By Frank Newman on 25th May 2015
Budget 2015 continues a pattern of incremental rather than seismic change. There were however some surprises in the social policy area.
- A $790m child hardship package which includes a $25 increase in core benefits for beneficiaries with children. This appears to be the “dividend” from a government initiative to move people from welfare to work and savings more than first projected.
- Other changes in the welfare area include:
– Requiring most sole parents to be available for part-time work of 20 hours a week (instead of
15) once their youngest child turns 3 (instead of 5).
– Lower-income working families not on a benefit will get up to $12.50 a week extra from
Working for Families, and some very low-income working families will get $24.50 extra.
– The childcare assistance subsidy for low-income families will increase from $4 an hour to $5
an hour for up to 50 hours of childcare a week per child.
- With Auckland in mind, from 1 October the government will change the “intention test” tax regime to include all residential property sold within two years of purchase, thereby making gains on resale taxable income. Exemptions apply where it is a persons main home, inherited, or transferred in a relationship property settlement. The two-year rule does not apply to other forms of investment asset but all remain subject to the intention test and does not exempt residential investment property sold after two years if it was purchased with a resale intention.
- Whether the new law is a capital gains tax or not is one of semantics, but it does make it easier for a future government to turn it into a capital gains tax, for example by extending the time frame to say 5 years or 10 years and extending the range of assets caught by the time limit to include shares, businesses, art, and so on.
- These new measures follow the announcement by the Reserve Bank that it will impose greater lending restrictions on property buyers in Auckland and relax them elsewhere:
– From 1 October residential property investors in Auckland will be required to have a minimum
– Banks will continue to be limited to 10% of new mortgage lending to Auckland owner-

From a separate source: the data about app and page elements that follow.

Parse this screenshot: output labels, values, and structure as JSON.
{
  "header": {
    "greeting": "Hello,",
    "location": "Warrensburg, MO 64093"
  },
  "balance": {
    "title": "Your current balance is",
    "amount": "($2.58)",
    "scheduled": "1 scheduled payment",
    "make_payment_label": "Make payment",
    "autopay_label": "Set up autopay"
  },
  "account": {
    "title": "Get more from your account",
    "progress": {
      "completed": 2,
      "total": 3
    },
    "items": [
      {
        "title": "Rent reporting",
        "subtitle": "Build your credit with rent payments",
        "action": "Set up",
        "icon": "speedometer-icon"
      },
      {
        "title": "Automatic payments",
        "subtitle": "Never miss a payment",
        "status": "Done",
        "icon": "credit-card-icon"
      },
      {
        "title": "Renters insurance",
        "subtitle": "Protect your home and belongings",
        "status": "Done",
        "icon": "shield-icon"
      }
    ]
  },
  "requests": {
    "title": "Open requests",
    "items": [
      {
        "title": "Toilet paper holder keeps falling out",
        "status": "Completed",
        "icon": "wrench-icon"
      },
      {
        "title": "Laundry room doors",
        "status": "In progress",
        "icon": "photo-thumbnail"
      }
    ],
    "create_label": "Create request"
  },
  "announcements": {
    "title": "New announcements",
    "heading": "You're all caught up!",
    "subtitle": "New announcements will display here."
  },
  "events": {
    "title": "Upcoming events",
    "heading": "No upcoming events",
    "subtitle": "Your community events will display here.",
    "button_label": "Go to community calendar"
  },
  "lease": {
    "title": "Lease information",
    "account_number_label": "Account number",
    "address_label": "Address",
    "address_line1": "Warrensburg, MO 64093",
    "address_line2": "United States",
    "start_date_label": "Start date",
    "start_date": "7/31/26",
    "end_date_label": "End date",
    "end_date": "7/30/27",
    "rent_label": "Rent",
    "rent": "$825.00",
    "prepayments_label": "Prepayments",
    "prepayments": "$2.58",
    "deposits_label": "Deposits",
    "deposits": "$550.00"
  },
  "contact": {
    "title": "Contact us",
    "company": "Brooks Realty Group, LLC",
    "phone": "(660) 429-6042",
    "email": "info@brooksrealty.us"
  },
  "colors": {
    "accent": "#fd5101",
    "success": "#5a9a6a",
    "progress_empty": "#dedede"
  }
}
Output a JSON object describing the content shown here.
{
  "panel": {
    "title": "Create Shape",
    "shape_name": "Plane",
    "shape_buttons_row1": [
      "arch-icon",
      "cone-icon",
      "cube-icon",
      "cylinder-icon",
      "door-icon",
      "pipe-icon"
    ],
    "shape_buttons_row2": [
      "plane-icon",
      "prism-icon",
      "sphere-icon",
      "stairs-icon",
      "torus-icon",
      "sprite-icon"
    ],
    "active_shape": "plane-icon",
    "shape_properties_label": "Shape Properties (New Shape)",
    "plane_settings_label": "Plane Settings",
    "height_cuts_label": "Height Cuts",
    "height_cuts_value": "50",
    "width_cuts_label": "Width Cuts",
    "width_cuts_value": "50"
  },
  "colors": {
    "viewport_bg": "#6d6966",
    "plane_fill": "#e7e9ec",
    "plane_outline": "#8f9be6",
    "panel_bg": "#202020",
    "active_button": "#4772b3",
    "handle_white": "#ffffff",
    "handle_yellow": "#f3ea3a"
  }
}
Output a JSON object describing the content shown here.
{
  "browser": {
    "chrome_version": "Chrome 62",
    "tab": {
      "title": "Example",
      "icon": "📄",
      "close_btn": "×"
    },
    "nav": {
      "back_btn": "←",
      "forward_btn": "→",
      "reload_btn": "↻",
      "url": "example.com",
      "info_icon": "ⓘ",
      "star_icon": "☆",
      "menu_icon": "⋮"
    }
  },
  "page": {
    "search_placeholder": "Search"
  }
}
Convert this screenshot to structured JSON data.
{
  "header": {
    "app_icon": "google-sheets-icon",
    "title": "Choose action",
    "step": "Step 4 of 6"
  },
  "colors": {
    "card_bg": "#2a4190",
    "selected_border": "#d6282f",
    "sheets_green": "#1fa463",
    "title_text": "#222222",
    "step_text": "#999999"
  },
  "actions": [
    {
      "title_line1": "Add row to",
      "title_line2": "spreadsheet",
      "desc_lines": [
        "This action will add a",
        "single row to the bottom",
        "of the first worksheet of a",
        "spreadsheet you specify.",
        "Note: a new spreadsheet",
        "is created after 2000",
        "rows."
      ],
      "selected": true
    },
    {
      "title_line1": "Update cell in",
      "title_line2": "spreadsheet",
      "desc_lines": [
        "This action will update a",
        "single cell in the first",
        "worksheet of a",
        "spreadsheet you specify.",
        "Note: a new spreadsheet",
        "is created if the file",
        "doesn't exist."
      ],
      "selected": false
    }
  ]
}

occupiers with deposits of less than 20%.
– Outside Auckland, however, banks will be allowed 15% of their new mortgage lending to low
deposit buyers, rather than 10% as now.
- An additional $29 million has been allocated to pursue property investors, bringing the total over the next five years to $62m. That is expected to generate $420m of extra tax over the five years! Put simply, the IRD will have more compliance officers “on the beat”. We encourage clients to consider Audit Shield (see below).
- From 1 October foreigners buying property in New Zealand will be required to have a NZ Bank account and IRD number. This is in part addressed at tracking down foreigners speculating in our property market but also counter money laundering in the cash economy.
- The government will make 500ha of state-owned land in Auckland available for housing. It is estimated that this may add between 4,500 and 10,000 houses. This is sensible, but not a quick fix. The time frame is measured in years rather than months, and longer if council planners hold up the process as is usually the case.
- An extra 3000 tenants will be entitled to the income-related rent subsidy by extending the subsidy to community housing providers.
Business and the economy
- ACC levies will reduce by $375m next year, followed by cuts of $125m in 2017. From July 1, ACC levy cuts ($130) already announced in vehicle registrations will come into effect.
- New funding of $210m for more ultra-fast broadband and $150m for improvements to rural broadband.
- $12m has been allocated for the New Zealand Business Number which is a foundation stone for data sharing by government departments and online services. This is part of the governments proposal to reduce compliance costs by 25% by 2017.
- $425m has been allocated to support Business Growth Agenda initiatives. $25m has been allocated to establish three regional research institutes to focus on creating new jobs in the regions.
- Lower than expected tax revenues has caused the government to report a deficit for the year of $684m against a forecast surplus of $372m. A surplus of $176m is projected for the 2015/16 year. Whether that is achieved will largely depend on international commodity prices and exchange rate movements.
- Economic growth is expected to average nearly 3% over the next four years.
- Unemployment is expected to fall below 5%.
- Government spending represents about 34% of New Zealand’s gross domestic product (a measure of the effective tax rate of all New Zealander taxpayers). Its long-term target is 30%.
- If budget targets are achieved the Government has signaled small tax cuts in 2017 (election year!).
- Border security will be beefed up with funding from a new “border clearance levy” for arriving and departing passengers of $16 and $6 respectively.
- The $1,000 KiwSaver kick-start has been removed with immediate effect. All other subsidies remain. Taking away the kick-start incentive will remove the attraction of parents signing up their kids for a free $1,000, but there are still compelling reasons for +18 year olds to join. The free money that remains is the $521 annual tax credit for all, the employer subsidy for salary and wage earners, and the significant first home buyer benefits.